--- Data under study ---
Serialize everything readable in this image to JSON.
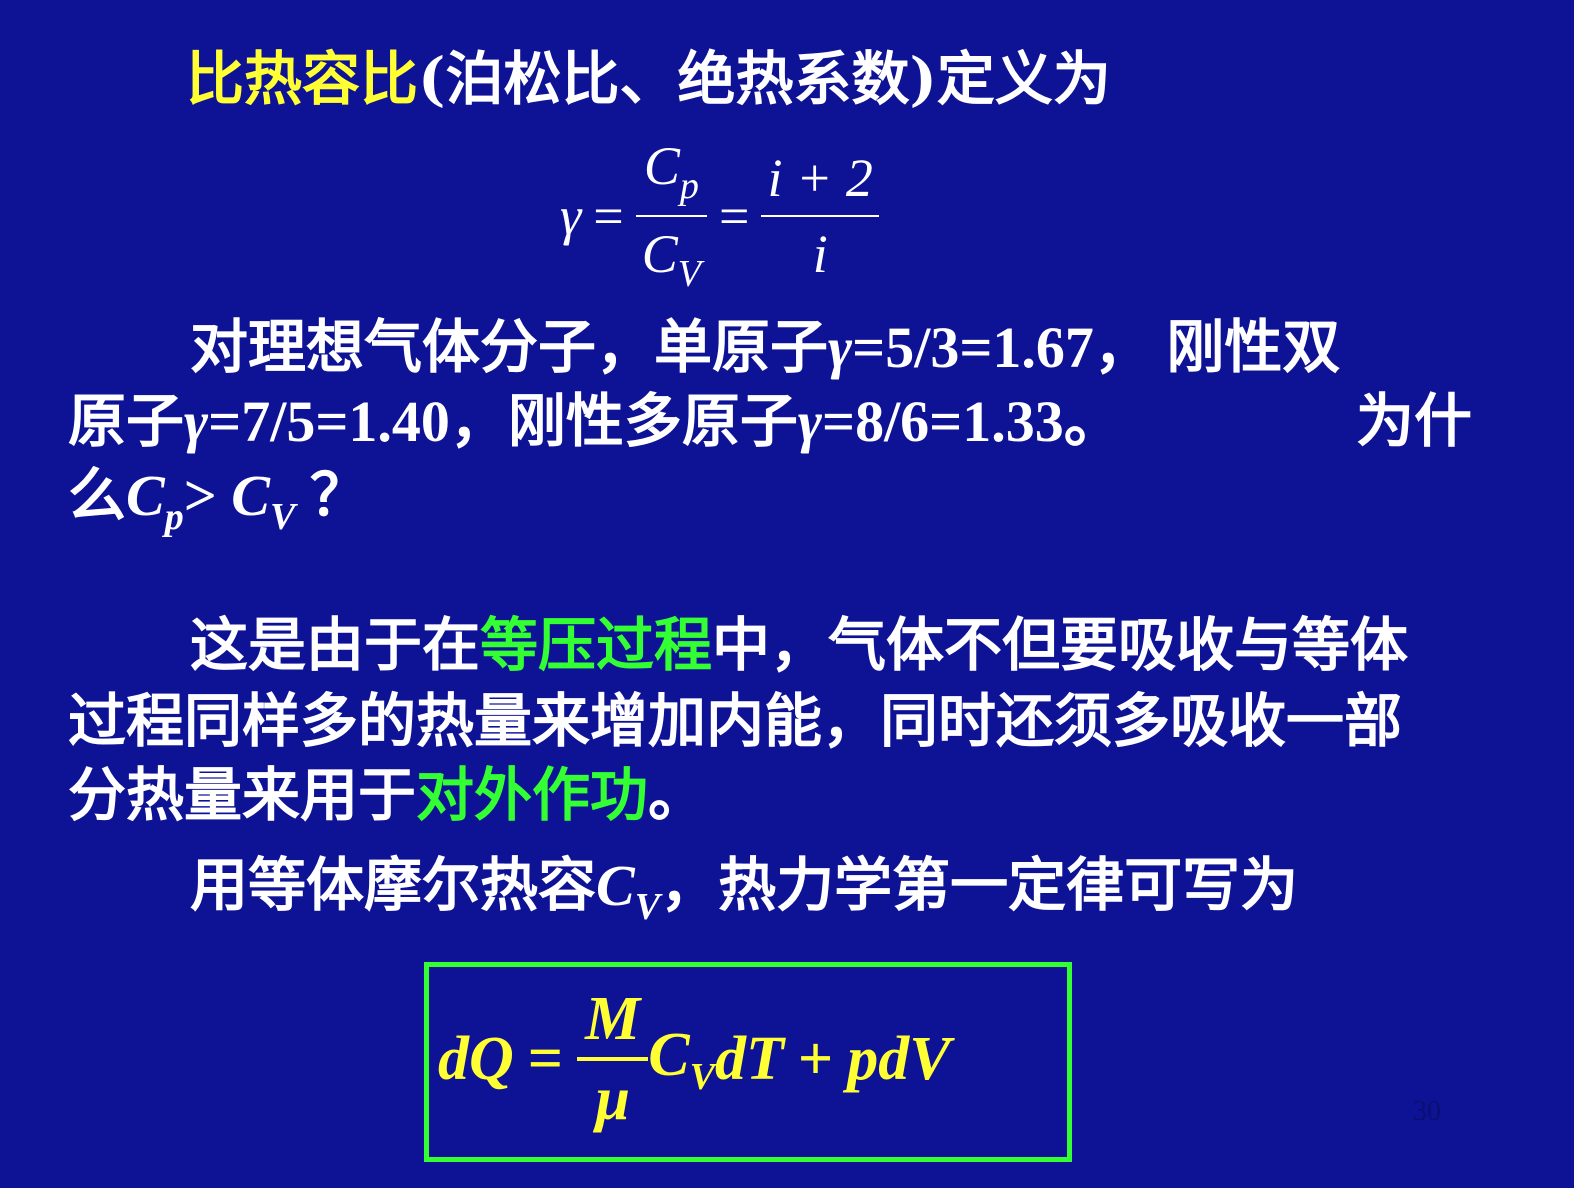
{
  "colors": {
    "background": "#0e1396",
    "text": "#ffffff",
    "highlight_yellow": "#ffff33",
    "highlight_green": "#33ff33"
  },
  "title": {
    "term": "比热容比",
    "rest": "(泊松比、绝热系数)定义为"
  },
  "gamma_formula": {
    "lhs": "γ",
    "eq1": "=",
    "frac1_num": "C",
    "frac1_num_sub": "p",
    "frac1_den": "C",
    "frac1_den_sub": "V",
    "eq2": "=",
    "frac2_num": "i + 2",
    "frac2_den": "i"
  },
  "para1": {
    "line1_a": "对理想气体分子，单原子",
    "line1_gamma": "γ",
    "line1_b": "=5/3=1.67，  刚性双",
    "line2_a": "原子",
    "line2_gamma1": "γ",
    "line2_b": "=7/5=1.40，刚性多原子",
    "line2_gamma2": "γ",
    "line2_c": "=8/6=1.33。",
    "line2_d": "为什",
    "line3_a": "么",
    "line3_cp": "C",
    "line3_cp_sub": "p",
    "line3_gt": "> ",
    "line3_cv": "C",
    "line3_cv_sub": "V",
    "line3_q": " ？"
  },
  "para2": {
    "line1_a": "这是由于在",
    "line1_green": "等压过程",
    "line1_b": "中，气体不但要吸收与等体",
    "line2": "过程同样多的热量来增加内能，同时还须多吸收一部",
    "line3_a": "分热量来用于",
    "line3_green": "对外作功",
    "line3_b": "。"
  },
  "para3": {
    "text_a": "用等体摩尔热容",
    "cv": "C",
    "cv_sub": "V",
    "text_b": "，热力学第一定律可写为"
  },
  "boxed_formula": {
    "lhs": "dQ",
    "eq": "=",
    "frac_num": "M",
    "frac_den": "μ",
    "cv": "C",
    "cv_sub": "V",
    "dt": "dT",
    "plus": "+",
    "pdv": "pdV"
  },
  "page_number": "30"
}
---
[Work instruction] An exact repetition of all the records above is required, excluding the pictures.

[Exercise response]
Serialize everything readable in this image to JSON.
{
  "colors": {
    "background": "#0e1396",
    "text": "#ffffff",
    "highlight_yellow": "#ffff33",
    "highlight_green": "#33ff33"
  },
  "title": {
    "term": "比热容比",
    "rest": "(泊松比、绝热系数)定义为"
  },
  "gamma_formula": {
    "lhs": "γ",
    "eq1": "=",
    "frac1_num": "C",
    "frac1_num_sub": "p",
    "frac1_den": "C",
    "frac1_den_sub": "V",
    "eq2": "=",
    "frac2_num": "i + 2",
    "frac2_den": "i"
  },
  "para1": {
    "line1_a": "对理想气体分子，单原子",
    "line1_gamma": "γ",
    "line1_b": "=5/3=1.67，  刚性双",
    "line2_a": "原子",
    "line2_gamma1": "γ",
    "line2_b": "=7/5=1.40，刚性多原子",
    "line2_gamma2": "γ",
    "line2_c": "=8/6=1.33。",
    "line2_d": "为什",
    "line3_a": "么",
    "line3_cp": "C",
    "line3_cp_sub": "p",
    "line3_gt": "> ",
    "line3_cv": "C",
    "line3_cv_sub": "V",
    "line3_q": " ？"
  },
  "para2": {
    "line1_a": "这是由于在",
    "line1_green": "等压过程",
    "line1_b": "中，气体不但要吸收与等体",
    "line2": "过程同样多的热量来增加内能，同时还须多吸收一部",
    "line3_a": "分热量来用于",
    "line3_green": "对外作功",
    "line3_b": "。"
  },
  "para3": {
    "text_a": "用等体摩尔热容",
    "cv": "C",
    "cv_sub": "V",
    "text_b": "，热力学第一定律可写为"
  },
  "boxed_formula": {
    "lhs": "dQ",
    "eq": "=",
    "frac_num": "M",
    "frac_den": "μ",
    "cv": "C",
    "cv_sub": "V",
    "dt": "dT",
    "plus": "+",
    "pdv": "pdV"
  },
  "page_number": "30"
}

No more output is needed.